Exercise aim ::
Drop the pictures, then extract the listing word for word.
─── Data in this exercise
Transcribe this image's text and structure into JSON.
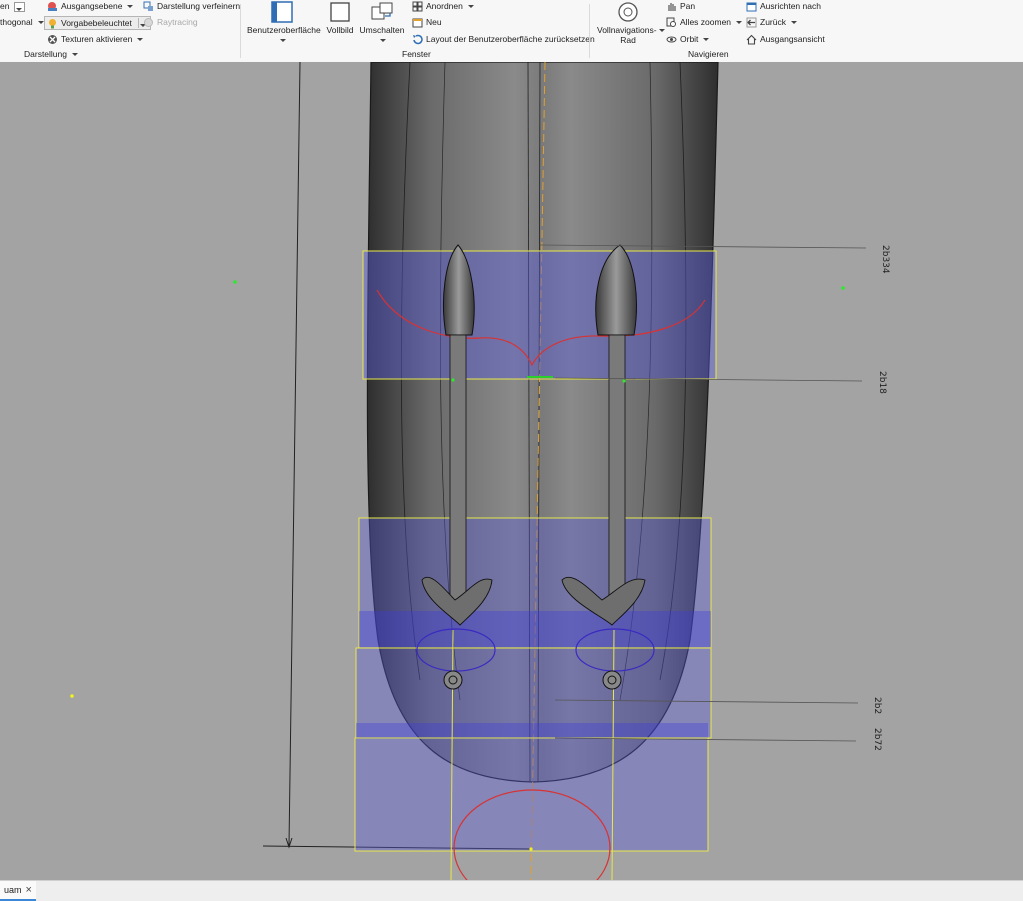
{
  "ribbon": {
    "darstellung": {
      "item_cut_top": "en",
      "ausgangsebene": "Ausgangsebene",
      "darstellung_verfeinern": "Darstellung verfeinern",
      "orthogonal": "thogonal",
      "vorgabebeleuchtet": "Vorgabebeleuchtet",
      "raytracing": "Raytracing",
      "texturen": "Texturen aktivieren",
      "group_label": "Darstellung"
    },
    "fenster": {
      "benutzeroberflaeche": "Benutzeroberfläche",
      "vollbild": "Vollbild",
      "umschalten": "Umschalten",
      "anordnen": "Anordnen",
      "neu": "Neu",
      "layout_reset": "Layout der Benutzeroberfläche zurücksetzen",
      "group_label": "Fenster"
    },
    "navigieren": {
      "vollnavigationsrad_line1": "Vollnavigations-",
      "vollnavigationsrad_line2": "Rad",
      "pan": "Pan",
      "alles_zoomen": "Alles zoomen",
      "orbit": "Orbit",
      "ausrichten_nach": "Ausrichten nach",
      "zurueck": "Zurück",
      "ausgangsansicht": "Ausgangsansicht",
      "group_label": "Navigieren"
    }
  },
  "viewport": {
    "dimensions": [
      "2b334",
      "2b18",
      "2b2",
      "2b72"
    ],
    "colors": {
      "background": "#a3a3a3",
      "body": "#5c5c5c",
      "selection_fill": "#5a5ad8",
      "selection_edge": "#e8e84a",
      "sketch_red": "#d83232",
      "axis_orange": "#e0a030"
    }
  },
  "document_tabs": [
    {
      "label": "uam",
      "close": "×"
    }
  ]
}
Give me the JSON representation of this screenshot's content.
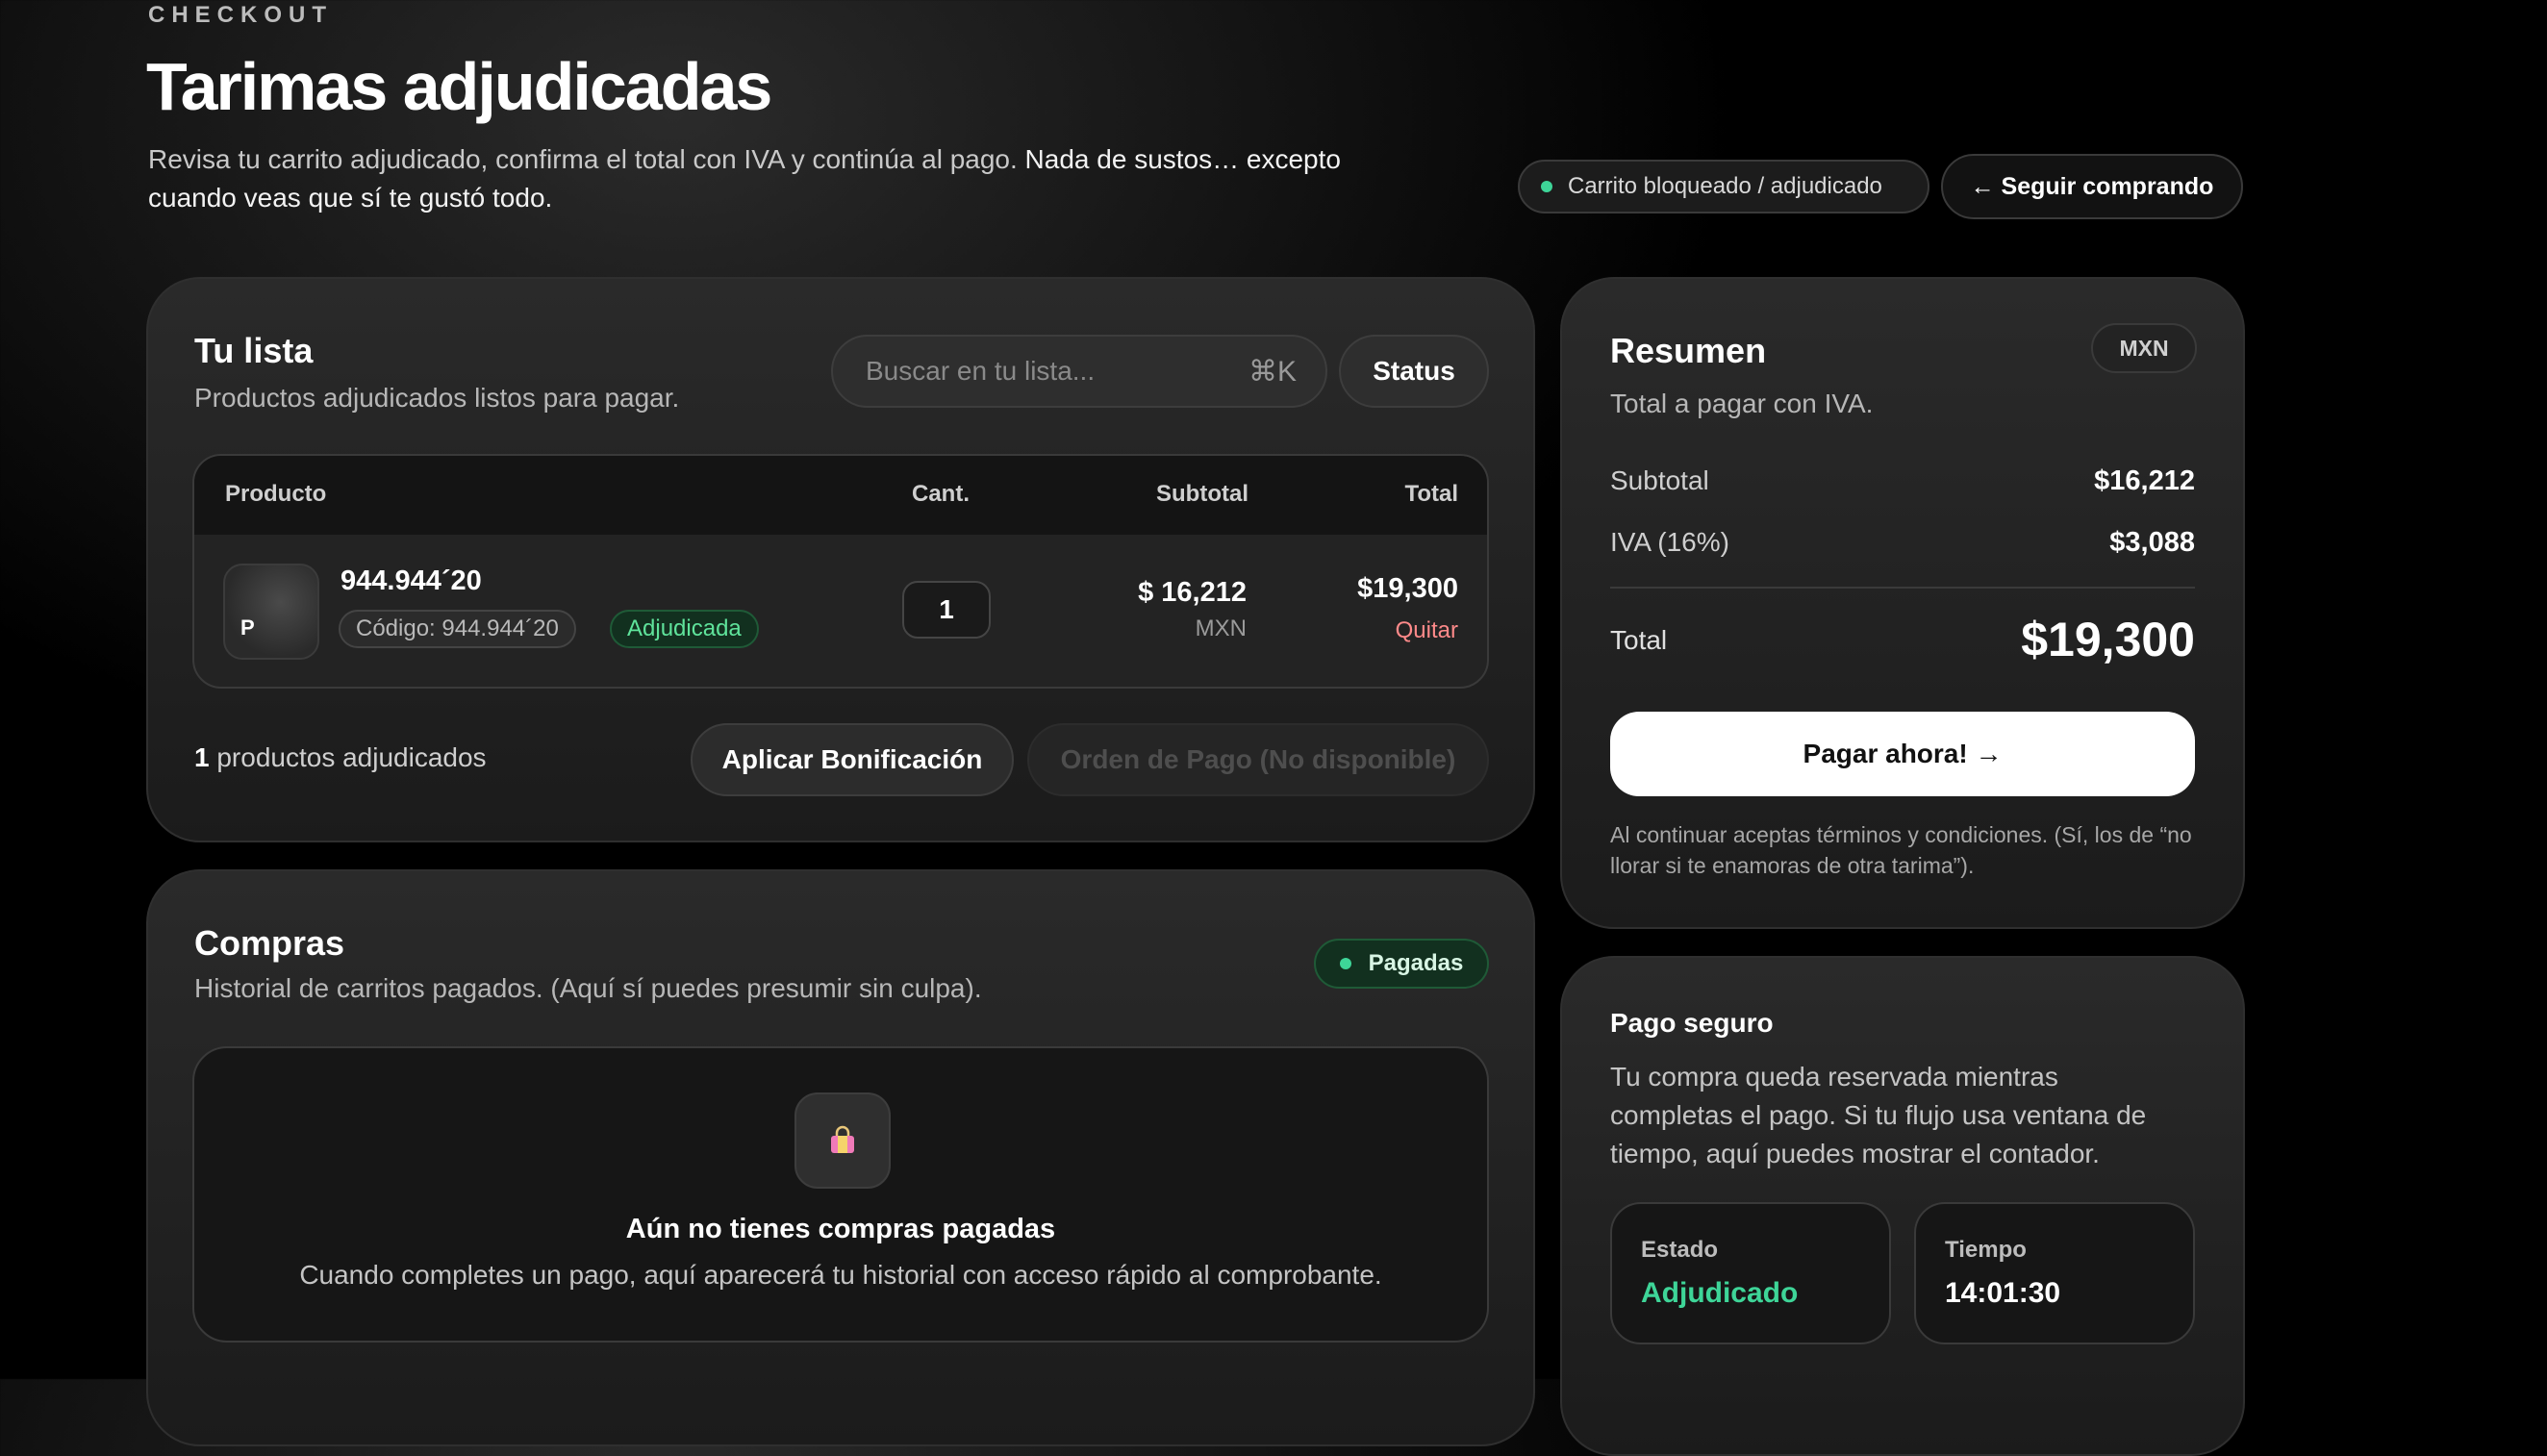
{
  "header": {
    "eyebrow": "CHECKOUT",
    "title": "Tarimas adjudicadas",
    "subtitle_main": "Revisa tu carrito adjudicado, confirma el total con IVA y continúa al pago. ",
    "subtitle_bold": "Nada de sustos… excepto cuando veas que sí te gustó todo.",
    "status_pill": "Carrito bloqueado / adjudicado",
    "seguir_button": "← Seguir comprando"
  },
  "lista": {
    "title": "Tu lista",
    "subtitle": "Productos adjudicados listos para pagar.",
    "search_placeholder": "Buscar en tu lista...",
    "search_shortcut": "⌘K",
    "status_button": "Status",
    "columns": {
      "producto": "Producto",
      "cant": "Cant.",
      "subtotal": "Subtotal",
      "total": "Total"
    },
    "row": {
      "thumb_letter": "P",
      "name": "944.944´20",
      "code": "Código: 944.944´20",
      "badge": "Adjudicada",
      "qty": "1",
      "subtotal": "$ 16,212",
      "currency": "MXN",
      "total": "$19,300",
      "remove": "Quitar"
    },
    "count": "1",
    "count_label": " productos adjudicados",
    "bonificacion_button": "Aplicar Bonificación",
    "orden_button": "Orden de Pago (No disponible)"
  },
  "compras": {
    "title": "Compras",
    "subtitle": "Historial de carritos pagados. (Aquí sí puedes presumir sin culpa).",
    "badge": "Pagadas",
    "empty_title": "Aún no tienes compras pagadas",
    "empty_text": "Cuando completes un pago, aquí aparecerá tu historial con acceso rápido al comprobante.",
    "empty_icon": "shopping-bag-icon"
  },
  "resumen": {
    "title": "Resumen",
    "currency_badge": "MXN",
    "subtitle": "Total a pagar con IVA.",
    "subtotal_label": "Subtotal",
    "subtotal_value": "$16,212",
    "iva_label": "IVA (16%)",
    "iva_value": "$3,088",
    "total_label": "Total",
    "total_value": "$19,300",
    "pay_button": "Pagar ahora! →",
    "terms": "Al continuar aceptas términos y condiciones. (Sí, los de “no llorar si te enamoras de otra tarima”)."
  },
  "pago": {
    "title": "Pago seguro",
    "text": "Tu compra queda reservada mientras completas el pago. Si tu flujo usa ventana de tiempo, aquí puedes mostrar el contador.",
    "estado_label": "Estado",
    "estado_value": "Adjudicado",
    "tiempo_label": "Tiempo",
    "tiempo_value": "14:01:30"
  },
  "colors": {
    "accent_green": "#3ed598",
    "remove_red": "#ff8a8a"
  }
}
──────
Result for this task ::
Transcribe this image's text and structure into JSON.
{
  "ribbon": {
    "darstellung": {
      "item_cut_top": "en",
      "ausgangsebene": "Ausgangsebene",
      "darstellung_verfeinern": "Darstellung verfeinern",
      "orthogonal": "thogonal",
      "vorgabebeleuchtet": "Vorgabebeleuchtet",
      "raytracing": "Raytracing",
      "texturen": "Texturen aktivieren",
      "group_label": "Darstellung"
    },
    "fenster": {
      "benutzeroberflaeche": "Benutzeroberfläche",
      "vollbild": "Vollbild",
      "umschalten": "Umschalten",
      "anordnen": "Anordnen",
      "neu": "Neu",
      "layout_reset": "Layout der Benutzeroberfläche zurücksetzen",
      "group_label": "Fenster"
    },
    "navigieren": {
      "vollnavigationsrad_line1": "Vollnavigations-",
      "vollnavigationsrad_line2": "Rad",
      "pan": "Pan",
      "alles_zoomen": "Alles zoomen",
      "orbit": "Orbit",
      "ausrichten_nach": "Ausrichten nach",
      "zurueck": "Zurück",
      "ausgangsansicht": "Ausgangsansicht",
      "group_label": "Navigieren"
    }
  },
  "viewport": {
    "dimensions": [
      "2b334",
      "2b18",
      "2b2",
      "2b72"
    ],
    "colors": {
      "background": "#a3a3a3",
      "body": "#5c5c5c",
      "selection_fill": "#5a5ad8",
      "selection_edge": "#e8e84a",
      "sketch_red": "#d83232",
      "axis_orange": "#e0a030"
    }
  },
  "document_tabs": [
    {
      "label": "uam",
      "close": "×"
    }
  ]
}
Give me the JSON representation of this screenshot's content.
{
  "header": {
    "eyebrow": "CHECKOUT",
    "title": "Tarimas adjudicadas",
    "subtitle_main": "Revisa tu carrito adjudicado, confirma el total con IVA y continúa al pago. ",
    "subtitle_bold": "Nada de sustos… excepto cuando veas que sí te gustó todo.",
    "status_pill": "Carrito bloqueado / adjudicado",
    "seguir_button": "← Seguir comprando"
  },
  "lista": {
    "title": "Tu lista",
    "subtitle": "Productos adjudicados listos para pagar.",
    "search_placeholder": "Buscar en tu lista...",
    "search_shortcut": "⌘K",
    "status_button": "Status",
    "columns": {
      "producto": "Producto",
      "cant": "Cant.",
      "subtotal": "Subtotal",
      "total": "Total"
    },
    "row": {
      "thumb_letter": "P",
      "name": "944.944´20",
      "code": "Código: 944.944´20",
      "badge": "Adjudicada",
      "qty": "1",
      "subtotal": "$ 16,212",
      "currency": "MXN",
      "total": "$19,300",
      "remove": "Quitar"
    },
    "count": "1",
    "count_label": " productos adjudicados",
    "bonificacion_button": "Aplicar Bonificación",
    "orden_button": "Orden de Pago (No disponible)"
  },
  "compras": {
    "title": "Compras",
    "subtitle": "Historial de carritos pagados. (Aquí sí puedes presumir sin culpa).",
    "badge": "Pagadas",
    "empty_title": "Aún no tienes compras pagadas",
    "empty_text": "Cuando completes un pago, aquí aparecerá tu historial con acceso rápido al comprobante.",
    "empty_icon": "shopping-bag-icon"
  },
  "resumen": {
    "title": "Resumen",
    "currency_badge": "MXN",
    "subtitle": "Total a pagar con IVA.",
    "subtotal_label": "Subtotal",
    "subtotal_value": "$16,212",
    "iva_label": "IVA (16%)",
    "iva_value": "$3,088",
    "total_label": "Total",
    "total_value": "$19,300",
    "pay_button": "Pagar ahora! →",
    "terms": "Al continuar aceptas términos y condiciones. (Sí, los de “no llorar si te enamoras de otra tarima”)."
  },
  "pago": {
    "title": "Pago seguro",
    "text": "Tu compra queda reservada mientras completas el pago. Si tu flujo usa ventana de tiempo, aquí puedes mostrar el contador.",
    "estado_label": "Estado",
    "estado_value": "Adjudicado",
    "tiempo_label": "Tiempo",
    "tiempo_value": "14:01:30"
  },
  "colors": {
    "accent_green": "#3ed598",
    "remove_red": "#ff8a8a"
  }
}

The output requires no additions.